### WHAT TO PRODUCE:
Please give back the listing below in full. Change nothing.
START EXTRACTED INFORMATION
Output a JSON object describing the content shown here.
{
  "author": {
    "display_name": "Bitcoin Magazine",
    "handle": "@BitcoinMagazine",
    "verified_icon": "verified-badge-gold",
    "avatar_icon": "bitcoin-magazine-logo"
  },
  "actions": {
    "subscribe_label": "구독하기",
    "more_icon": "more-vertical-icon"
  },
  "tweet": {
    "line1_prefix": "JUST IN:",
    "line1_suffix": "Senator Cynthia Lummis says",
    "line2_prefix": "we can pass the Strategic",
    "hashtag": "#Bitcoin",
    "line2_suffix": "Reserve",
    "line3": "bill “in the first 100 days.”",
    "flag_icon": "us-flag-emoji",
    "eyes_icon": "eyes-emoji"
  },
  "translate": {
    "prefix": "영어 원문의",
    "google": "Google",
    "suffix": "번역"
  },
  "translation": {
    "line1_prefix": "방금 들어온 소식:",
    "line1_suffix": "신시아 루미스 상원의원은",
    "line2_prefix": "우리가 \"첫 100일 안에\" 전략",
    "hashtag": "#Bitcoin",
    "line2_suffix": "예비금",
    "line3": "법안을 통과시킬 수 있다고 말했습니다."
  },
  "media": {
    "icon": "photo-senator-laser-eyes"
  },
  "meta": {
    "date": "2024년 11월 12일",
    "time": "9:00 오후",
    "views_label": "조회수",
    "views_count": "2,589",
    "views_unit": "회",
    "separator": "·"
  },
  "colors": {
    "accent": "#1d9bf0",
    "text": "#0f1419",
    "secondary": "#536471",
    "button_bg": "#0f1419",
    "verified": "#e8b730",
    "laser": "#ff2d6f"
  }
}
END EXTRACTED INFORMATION
### EXPECTED ANSWER:
Output a JSON object describing the content shown here.
{
  "author": {
    "display_name": "Bitcoin Magazine",
    "handle": "@BitcoinMagazine",
    "verified_icon": "verified-badge-gold",
    "avatar_icon": "bitcoin-magazine-logo"
  },
  "actions": {
    "subscribe_label": "구독하기",
    "more_icon": "more-vertical-icon"
  },
  "tweet": {
    "line1_prefix": "JUST IN:",
    "line1_suffix": "Senator Cynthia Lummis says",
    "line2_prefix": "we can pass the Strategic",
    "hashtag": "#Bitcoin",
    "line2_suffix": "Reserve",
    "line3": "bill “in the first 100 days.”",
    "flag_icon": "us-flag-emoji",
    "eyes_icon": "eyes-emoji"
  },
  "translate": {
    "prefix": "영어 원문의",
    "google": "Google",
    "suffix": "번역"
  },
  "translation": {
    "line1_prefix": "방금 들어온 소식:",
    "line1_suffix": "신시아 루미스 상원의원은",
    "line2_prefix": "우리가 \"첫 100일 안에\" 전략",
    "hashtag": "#Bitcoin",
    "line2_suffix": "예비금",
    "line3": "법안을 통과시킬 수 있다고 말했습니다."
  },
  "media": {
    "icon": "photo-senator-laser-eyes"
  },
  "meta": {
    "date": "2024년 11월 12일",
    "time": "9:00 오후",
    "views_label": "조회수",
    "views_count": "2,589",
    "views_unit": "회",
    "separator": "·"
  },
  "colors": {
    "accent": "#1d9bf0",
    "text": "#0f1419",
    "secondary": "#536471",
    "button_bg": "#0f1419",
    "verified": "#e8b730",
    "laser": "#ff2d6f"
  }
}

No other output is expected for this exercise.